  • Seminar Miriam A. Mosing and Fredrik Ullén, KI

    2014-11-25, 13:30

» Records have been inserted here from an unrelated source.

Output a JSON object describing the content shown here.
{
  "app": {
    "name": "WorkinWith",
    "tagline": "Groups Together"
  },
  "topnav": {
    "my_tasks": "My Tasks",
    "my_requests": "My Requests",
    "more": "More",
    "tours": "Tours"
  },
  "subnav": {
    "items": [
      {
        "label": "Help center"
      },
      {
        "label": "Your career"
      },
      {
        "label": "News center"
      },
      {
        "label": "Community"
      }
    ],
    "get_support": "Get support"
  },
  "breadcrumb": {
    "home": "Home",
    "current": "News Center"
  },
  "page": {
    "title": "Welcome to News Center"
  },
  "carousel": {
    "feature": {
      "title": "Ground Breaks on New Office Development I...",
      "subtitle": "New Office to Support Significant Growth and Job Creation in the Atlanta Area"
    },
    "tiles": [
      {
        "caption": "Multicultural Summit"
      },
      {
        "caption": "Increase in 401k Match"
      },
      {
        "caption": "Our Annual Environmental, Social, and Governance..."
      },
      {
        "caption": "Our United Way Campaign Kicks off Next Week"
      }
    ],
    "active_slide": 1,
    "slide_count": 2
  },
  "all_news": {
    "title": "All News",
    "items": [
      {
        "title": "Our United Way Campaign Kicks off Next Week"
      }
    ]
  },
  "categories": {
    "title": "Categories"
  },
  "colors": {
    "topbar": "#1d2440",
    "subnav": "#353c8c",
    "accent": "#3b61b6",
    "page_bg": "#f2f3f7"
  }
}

    "Has human music evolved through sexual selection?" Miriam A. Mosing and Fredrik Ullén, Dept of Neuroscience, Karolinska Institutet Abstract. Music is a universal feature of human culture, but little is known about its origins and functions. In this seminar, we will first give a brief overview of our current research programme on the neurogenetics of music, creativity, and expertise, and then discuss one influential theory of music evolution, i.e. the sexual selection hypothesis by Miller (2000). This hypothesis states that music evolved as a means to signal genetic quality to potential mates, and offers several testable predictions: First, musical skill and activity should be associated with greater mating success, as well as with other traits putatively related to genetic quality. Secondly, these associations should be, at least in part, due to overlapping genetic influences. We tested these predictions in a large genetically informative sample of Swedish twins, using musical aptitude and public music display as measures of musical ability. To assess mating success we examined number of sex partners, age of first intercourse, sociosexuality, and number of offspring. Measures of intelligence, reaction time, and height were used to investigate relationships with traits putatively related to genetic quality. In contrast to predictions, the majority of phenotypic associations between musical ability and mating success were non-significant or significant in the other direction, with those with greater musical ability scoring lower on the measures of mating success. All genetic correlations were non-significant. Further, while we found significant correlations between musical aptitude and other traits putatively related to genetic quality, including intelligence, reaction time, and, in males, height, only the association with intelligence was driven by overlapping genetic influences. Our findings provide little support for a role of sexual selection in the evolution of musical ability. Alternative explanations and limitations are discussed.